**DESCRIPTION OF THE TASK**
From the first line to the last, repeat the records exactly and skip the pictures.

+++ ENTRIES SHOWN +++

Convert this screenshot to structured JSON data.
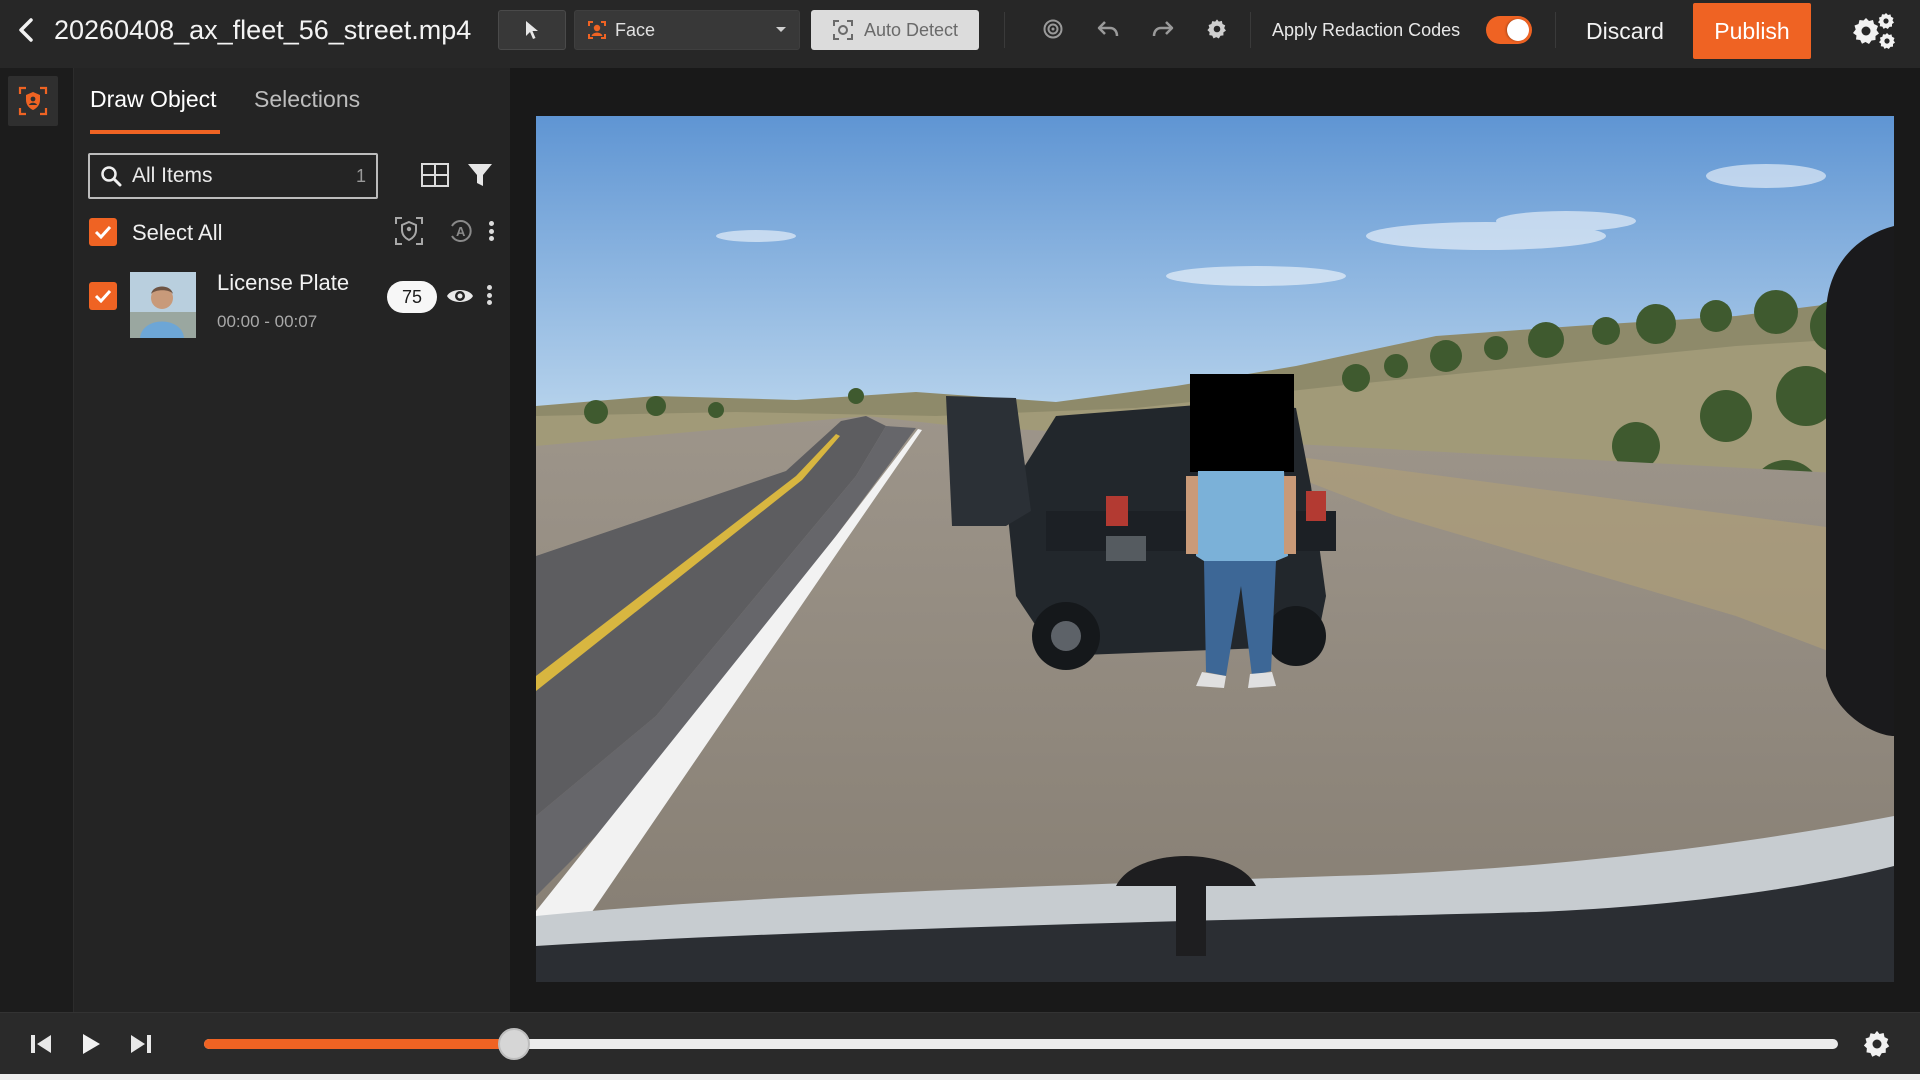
{
  "header": {
    "file_name": "20260408_ax_fleet_56_street.mp4",
    "detection_type": "Face",
    "auto_detect_label": "Auto Detect",
    "apply_redaction_label": "Apply Redaction Codes",
    "apply_redaction_on": true,
    "discard_label": "Discard",
    "publish_label": "Publish"
  },
  "panel": {
    "tabs": [
      {
        "label": "Draw Object",
        "active": true
      },
      {
        "label": "Selections",
        "active": false
      }
    ],
    "search": {
      "placeholder": "All Items",
      "count": "1"
    },
    "select_all_label": "Select All",
    "items": [
      {
        "name": "License Plate",
        "time_range": "00:00 - 00:07",
        "confidence": "75",
        "checked": true
      }
    ]
  },
  "player": {
    "progress": 0.19
  },
  "colors": {
    "accent": "#ef6323",
    "background": "#202020",
    "panel": "#242424"
  },
  "icons": [
    "chevron-left-icon",
    "pointer-icon",
    "face-icon",
    "dropdown-caret-icon",
    "auto-detect-icon",
    "target-icon",
    "undo-icon",
    "redo-icon",
    "settings-icon",
    "settings-gears-icon",
    "redact-shield-icon",
    "search-icon",
    "grid-view-icon",
    "filter-icon",
    "checkmark-icon",
    "shield-redact-icon",
    "auto-label-icon",
    "more-vertical-icon",
    "eye-icon",
    "skip-back-icon",
    "play-icon",
    "skip-forward-icon"
  ]
}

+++

**WRITTEN ANSWER**
Convert this screenshot to structured JSON data.
{
  "header": {
    "file_name": "20260408_ax_fleet_56_street.mp4",
    "detection_type": "Face",
    "auto_detect_label": "Auto Detect",
    "apply_redaction_label": "Apply Redaction Codes",
    "apply_redaction_on": true,
    "discard_label": "Discard",
    "publish_label": "Publish"
  },
  "panel": {
    "tabs": [
      {
        "label": "Draw Object",
        "active": true
      },
      {
        "label": "Selections",
        "active": false
      }
    ],
    "search": {
      "placeholder": "All Items",
      "count": "1"
    },
    "select_all_label": "Select All",
    "items": [
      {
        "name": "License Plate",
        "time_range": "00:00 - 00:07",
        "confidence": "75",
        "checked": true
      }
    ]
  },
  "player": {
    "progress": 0.19
  },
  "colors": {
    "accent": "#ef6323",
    "background": "#202020",
    "panel": "#242424"
  },
  "icons": [
    "chevron-left-icon",
    "pointer-icon",
    "face-icon",
    "dropdown-caret-icon",
    "auto-detect-icon",
    "target-icon",
    "undo-icon",
    "redo-icon",
    "settings-icon",
    "settings-gears-icon",
    "redact-shield-icon",
    "search-icon",
    "grid-view-icon",
    "filter-icon",
    "checkmark-icon",
    "shield-redact-icon",
    "auto-label-icon",
    "more-vertical-icon",
    "eye-icon",
    "skip-back-icon",
    "play-icon",
    "skip-forward-icon"
  ]
}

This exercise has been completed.